|Cooperative Classification||Y10T428/12097, Y10T428/12139, B23K35/3608, B23K35/368|
|European Classification||B23K35/368, B23K35/36B6|
|Jun 12, 1986||AS||Assignment|
Owner name: CATERPILLAR INC., 100 N.E. ADAMS STREET, PEORIA, I
Free format text: ASSIGNMENT OF ASSIGNORS INTEREST.;ASSIGNOR:CATERPILLAR TRACTOR CO., A CORP. OF CALIF.;REEL/FRAME:004669/0905
Effective date: 19860515
Owner name: CATERPILLAR INC., A CORP. OF DE.,ILLINOIS

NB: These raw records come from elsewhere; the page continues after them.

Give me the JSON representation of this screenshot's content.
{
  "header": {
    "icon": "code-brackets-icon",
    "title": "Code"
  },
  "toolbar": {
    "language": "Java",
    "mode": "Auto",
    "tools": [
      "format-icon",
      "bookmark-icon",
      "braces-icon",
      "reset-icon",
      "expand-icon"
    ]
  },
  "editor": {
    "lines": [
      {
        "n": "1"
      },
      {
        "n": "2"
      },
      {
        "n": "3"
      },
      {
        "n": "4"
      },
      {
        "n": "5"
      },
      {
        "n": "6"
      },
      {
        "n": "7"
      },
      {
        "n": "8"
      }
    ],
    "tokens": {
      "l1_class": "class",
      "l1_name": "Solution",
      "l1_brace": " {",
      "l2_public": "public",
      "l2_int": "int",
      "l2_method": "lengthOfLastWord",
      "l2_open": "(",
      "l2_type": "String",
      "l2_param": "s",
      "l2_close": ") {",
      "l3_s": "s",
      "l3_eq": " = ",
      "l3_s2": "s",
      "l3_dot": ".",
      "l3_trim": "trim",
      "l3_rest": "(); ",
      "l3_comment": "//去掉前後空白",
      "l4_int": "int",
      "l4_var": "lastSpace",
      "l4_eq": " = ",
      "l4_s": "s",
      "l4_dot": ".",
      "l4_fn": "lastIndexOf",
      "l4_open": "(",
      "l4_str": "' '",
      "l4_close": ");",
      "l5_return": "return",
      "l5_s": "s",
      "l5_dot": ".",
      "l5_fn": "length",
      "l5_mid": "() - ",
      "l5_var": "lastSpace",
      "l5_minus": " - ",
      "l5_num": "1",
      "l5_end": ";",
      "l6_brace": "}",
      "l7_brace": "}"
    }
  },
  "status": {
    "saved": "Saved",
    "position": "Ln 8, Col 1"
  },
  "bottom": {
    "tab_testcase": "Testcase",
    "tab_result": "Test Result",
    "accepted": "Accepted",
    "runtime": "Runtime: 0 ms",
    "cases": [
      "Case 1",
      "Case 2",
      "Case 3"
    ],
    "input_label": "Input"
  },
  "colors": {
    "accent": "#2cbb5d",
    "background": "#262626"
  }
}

Free format text: ASSIGNMENT OF ASSIGNORS INTEREST;ASSIGNOR:CATERPILLAR TRACTOR CO., A CORP. OF CALIF.;REEL/FRAME:004669/0905
Effective date: 19860515